Everyone Deserves a Second Chance

Sometimes it’s difficult to measure the success of what we do at Community Renewal. After an incident in Allendale, Emmitt Welch, Community Coordinator Allendale Youth, was able to see how effective our program is to those who are impacted the most by it.

Three weeks ago, Emmitt was away from the Friendship House when a fight broke out at the playground next door. The nine girls involved all attend the after-school program at the Friendship House. By the time Emmitt came home to see what was going on, the incident was already over. After one of the Club members showed him the cell phone footage of the fight, all those involved were suspended from Club until further notice. Out of the nine girls involved though, three were voted back to Club, the victim, who was being bullied, and two girls that were not part of the fight, just bystanders. The other six, who are sisters, were still suspended.

A couple weeks after the fight, the mother of the seven girls came to the Friendship House with tears in her eyes begging Emmitt to let her girls back in Club. She told him that her family has been lost over the last few weeks. “I worry about them all the time,” said the mother. “We can’t function without Community Renewal.” The mother did not realize how crucial this after-school program was to her daughters until it was taken away. So Emmitt required the girls to write a letter of apology and read it to the Club members in order for them to be allowed back.

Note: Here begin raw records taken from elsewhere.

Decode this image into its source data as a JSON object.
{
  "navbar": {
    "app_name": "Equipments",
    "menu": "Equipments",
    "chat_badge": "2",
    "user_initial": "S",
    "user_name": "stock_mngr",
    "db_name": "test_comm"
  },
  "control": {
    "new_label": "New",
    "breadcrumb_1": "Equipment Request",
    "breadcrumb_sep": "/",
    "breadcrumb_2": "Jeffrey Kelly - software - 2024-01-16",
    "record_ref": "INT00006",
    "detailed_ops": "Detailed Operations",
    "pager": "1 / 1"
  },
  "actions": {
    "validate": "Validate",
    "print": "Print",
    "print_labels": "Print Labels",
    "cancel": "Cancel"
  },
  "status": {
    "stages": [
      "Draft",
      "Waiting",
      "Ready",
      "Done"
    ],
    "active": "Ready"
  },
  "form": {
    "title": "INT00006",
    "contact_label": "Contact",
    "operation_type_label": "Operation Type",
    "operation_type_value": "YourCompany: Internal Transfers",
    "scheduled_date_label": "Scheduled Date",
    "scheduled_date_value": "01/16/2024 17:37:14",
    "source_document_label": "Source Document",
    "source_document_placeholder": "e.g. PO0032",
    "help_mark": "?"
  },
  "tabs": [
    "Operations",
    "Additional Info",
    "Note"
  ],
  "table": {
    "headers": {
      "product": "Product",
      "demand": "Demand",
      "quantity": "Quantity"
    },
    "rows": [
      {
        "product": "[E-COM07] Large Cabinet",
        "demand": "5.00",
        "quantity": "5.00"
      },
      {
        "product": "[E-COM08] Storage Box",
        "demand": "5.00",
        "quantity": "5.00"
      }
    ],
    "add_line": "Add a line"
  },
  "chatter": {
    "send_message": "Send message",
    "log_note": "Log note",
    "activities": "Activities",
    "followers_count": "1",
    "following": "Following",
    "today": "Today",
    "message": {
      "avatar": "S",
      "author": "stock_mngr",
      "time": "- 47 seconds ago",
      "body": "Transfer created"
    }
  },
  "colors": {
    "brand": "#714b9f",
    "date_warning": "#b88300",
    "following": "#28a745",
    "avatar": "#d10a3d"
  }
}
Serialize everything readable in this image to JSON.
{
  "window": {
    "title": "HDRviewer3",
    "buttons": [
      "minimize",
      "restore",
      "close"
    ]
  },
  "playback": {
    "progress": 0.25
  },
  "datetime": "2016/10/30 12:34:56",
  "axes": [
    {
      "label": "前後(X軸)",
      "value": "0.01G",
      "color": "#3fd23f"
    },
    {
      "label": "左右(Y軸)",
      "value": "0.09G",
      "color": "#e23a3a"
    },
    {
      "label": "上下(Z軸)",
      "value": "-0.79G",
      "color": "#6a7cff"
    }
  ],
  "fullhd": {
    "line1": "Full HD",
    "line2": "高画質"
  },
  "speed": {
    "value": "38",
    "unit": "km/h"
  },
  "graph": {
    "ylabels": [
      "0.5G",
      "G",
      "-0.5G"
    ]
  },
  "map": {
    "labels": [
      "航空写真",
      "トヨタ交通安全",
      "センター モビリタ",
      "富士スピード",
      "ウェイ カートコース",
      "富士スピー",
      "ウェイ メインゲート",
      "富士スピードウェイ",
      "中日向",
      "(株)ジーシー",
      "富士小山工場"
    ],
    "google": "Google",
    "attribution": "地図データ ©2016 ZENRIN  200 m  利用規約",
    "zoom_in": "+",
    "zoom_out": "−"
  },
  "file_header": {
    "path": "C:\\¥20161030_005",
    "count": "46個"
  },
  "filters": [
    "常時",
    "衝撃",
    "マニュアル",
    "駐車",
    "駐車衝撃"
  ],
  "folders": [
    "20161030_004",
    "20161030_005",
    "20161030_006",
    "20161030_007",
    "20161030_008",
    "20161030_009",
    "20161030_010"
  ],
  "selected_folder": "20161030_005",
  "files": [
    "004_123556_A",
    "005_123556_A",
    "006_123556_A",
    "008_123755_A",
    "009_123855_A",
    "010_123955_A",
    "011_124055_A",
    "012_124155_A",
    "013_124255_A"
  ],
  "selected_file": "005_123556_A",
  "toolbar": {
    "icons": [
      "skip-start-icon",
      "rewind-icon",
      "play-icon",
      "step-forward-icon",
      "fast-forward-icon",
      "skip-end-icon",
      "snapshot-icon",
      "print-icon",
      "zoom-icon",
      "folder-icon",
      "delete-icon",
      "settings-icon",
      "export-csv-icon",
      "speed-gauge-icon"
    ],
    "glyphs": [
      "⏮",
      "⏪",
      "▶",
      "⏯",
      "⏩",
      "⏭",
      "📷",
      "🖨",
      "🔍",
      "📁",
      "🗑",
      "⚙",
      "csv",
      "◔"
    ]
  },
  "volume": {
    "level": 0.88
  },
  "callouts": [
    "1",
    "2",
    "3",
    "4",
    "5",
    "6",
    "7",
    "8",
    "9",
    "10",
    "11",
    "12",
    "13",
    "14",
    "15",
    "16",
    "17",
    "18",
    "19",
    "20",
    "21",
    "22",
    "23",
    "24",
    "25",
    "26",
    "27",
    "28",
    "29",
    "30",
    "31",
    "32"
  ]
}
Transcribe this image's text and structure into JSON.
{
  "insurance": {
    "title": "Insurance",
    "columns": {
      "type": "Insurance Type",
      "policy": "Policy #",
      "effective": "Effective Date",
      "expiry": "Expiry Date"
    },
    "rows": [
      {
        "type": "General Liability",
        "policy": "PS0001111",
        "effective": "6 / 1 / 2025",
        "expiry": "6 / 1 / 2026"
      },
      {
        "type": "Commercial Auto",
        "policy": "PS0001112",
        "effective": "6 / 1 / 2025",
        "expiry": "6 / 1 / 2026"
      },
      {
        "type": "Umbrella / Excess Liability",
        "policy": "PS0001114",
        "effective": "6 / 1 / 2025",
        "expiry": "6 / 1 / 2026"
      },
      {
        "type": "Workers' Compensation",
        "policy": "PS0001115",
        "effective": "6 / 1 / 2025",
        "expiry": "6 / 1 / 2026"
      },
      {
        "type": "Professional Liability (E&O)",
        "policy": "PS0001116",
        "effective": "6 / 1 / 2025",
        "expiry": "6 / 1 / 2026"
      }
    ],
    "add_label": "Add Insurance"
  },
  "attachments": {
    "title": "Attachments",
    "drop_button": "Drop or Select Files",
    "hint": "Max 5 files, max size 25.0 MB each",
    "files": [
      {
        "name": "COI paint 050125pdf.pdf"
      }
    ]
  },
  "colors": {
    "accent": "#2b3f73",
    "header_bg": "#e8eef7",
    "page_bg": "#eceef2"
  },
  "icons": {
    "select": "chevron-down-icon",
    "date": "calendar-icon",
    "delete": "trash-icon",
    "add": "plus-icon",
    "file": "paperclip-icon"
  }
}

The girls are all now back in Club and Emmitt is constantly reinforcing the importance of being friends and getting along, even bringing in an outside party to help get the girls on the same page. So far, all is well and the girls are behaving properly. The mother has even begun volunteering at club regularly, something almost unheard of.

This is just one of the difficult situations a Community Coordinator faces. “Do I let those that started the fight back to Club?” The answer is yes because without a quality after-school program in their lives, these girls are more likely to get involved in illegal activities. “In each of the problem areas mentioned (school achievement, drugs, pregnancy, delinquency, suicide, mental health), there are successful programs. Some interventions do work. Children who start off with certain disadvantages do achieve in school, do not abuse drugs, are not delinquent… (Dryfoos, “Adolescents at Risk: Prevalence and Prevention”). It is difficult to measure success with the work that we do, but allowing these girls back into Club gives them a better opportunity of reaching their highest potential. Because without it, like their mother said, “they are lost.”

If only one of these girls is lost, dropping out of school, possibly abusing alcohol or drugs, and becoming involved in the criminal justice system, the cost to the state and society over her lifetime is somewhere between 1.7-2.3 million dollars (Cohen, “The Monetary Value of Saving a High-Risk Youth“).

Dryfoos, J. (1990). Adolescents at Risk: Prevalence and Prevention. Retrieved September 14, 2015.

Cohen, M. (1998). The Monetary Value of Saving a High-Risk Youth. Journal of Quantitative Criminology, 14(1), 5-33. Retrieved September 15, 2015, from http://link.springer.com/article/10.1023/A:1023092324459